/FORMULA sorted([X1,X2,X3],reverse=1)

works for simple cases, but since in that form it is first parsed by the Statistics parser and then glued together again by SPSSINC TRANS, more complicated syntax may fail. So it is a good idea to quote the entire formula using Statistics syntax rules. In this case it just means enclosing the formula in " or ', but if the formula has internal matching quote characters, they might need to be double. Usually, though, using " to surround and ' in the formula (or the other way around) is easiest.

- This example lists out the three variables, but if you need a lot of sequential variables either as arguments or for mutiple results, you can use the regular TO construct. For result variables, you could write S1 TO S3 here even if the variables do not already exist. For parameters, it is a little more roundabout, since TO is not Python syntax. The VARIABLES subcommand provides the TO expansion.

The VARIABLES subcommand can be used to create a Python variable list in the formula or initial expressions that supports SPSS rules.

It allows the use of TO according to the rules for RESULT except that all the variables must already exist (since these are inputs).

To refer to the variable list in the formula or initial expressions, use in that expression. For example,

/VARIABLES= V1 TO V3

/FORMULA "somefunc(, parm=100)"

would be interpreted as

/FORMULA "somefunc(V1, V2, V3, parm=100)"

e.g. could I make

/VARIABLES= V1 TO V3

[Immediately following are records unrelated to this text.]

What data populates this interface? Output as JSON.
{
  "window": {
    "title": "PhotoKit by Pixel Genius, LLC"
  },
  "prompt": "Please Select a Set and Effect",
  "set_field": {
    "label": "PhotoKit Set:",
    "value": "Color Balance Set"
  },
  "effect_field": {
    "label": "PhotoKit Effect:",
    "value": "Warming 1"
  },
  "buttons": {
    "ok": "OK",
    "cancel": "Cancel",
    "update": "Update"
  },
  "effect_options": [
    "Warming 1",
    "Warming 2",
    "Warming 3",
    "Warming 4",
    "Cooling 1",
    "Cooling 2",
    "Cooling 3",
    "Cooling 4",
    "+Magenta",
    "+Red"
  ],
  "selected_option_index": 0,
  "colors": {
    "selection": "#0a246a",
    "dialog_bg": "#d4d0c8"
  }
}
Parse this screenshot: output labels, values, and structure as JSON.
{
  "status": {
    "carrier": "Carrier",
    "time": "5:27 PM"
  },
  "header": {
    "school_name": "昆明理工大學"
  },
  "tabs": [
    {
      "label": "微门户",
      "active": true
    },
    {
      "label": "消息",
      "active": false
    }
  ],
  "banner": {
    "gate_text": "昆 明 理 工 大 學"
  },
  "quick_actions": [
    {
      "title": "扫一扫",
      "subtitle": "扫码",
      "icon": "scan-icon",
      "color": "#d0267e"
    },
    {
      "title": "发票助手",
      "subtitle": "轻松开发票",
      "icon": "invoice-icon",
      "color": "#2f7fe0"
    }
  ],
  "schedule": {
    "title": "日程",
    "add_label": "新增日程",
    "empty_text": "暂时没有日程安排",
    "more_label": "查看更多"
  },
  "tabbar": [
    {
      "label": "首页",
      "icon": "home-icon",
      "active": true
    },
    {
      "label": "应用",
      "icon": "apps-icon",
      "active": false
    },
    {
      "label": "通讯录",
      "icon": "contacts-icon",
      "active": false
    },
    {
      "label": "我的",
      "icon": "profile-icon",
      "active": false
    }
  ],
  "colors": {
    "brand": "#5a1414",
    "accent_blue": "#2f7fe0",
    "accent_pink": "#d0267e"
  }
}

/FORMULA “somefunc(, parm=100)”

be

“somefunc([V1,V2,V3], parm=100)”

instead of

“somefunc(V1, V2, V3, parm=100)”

?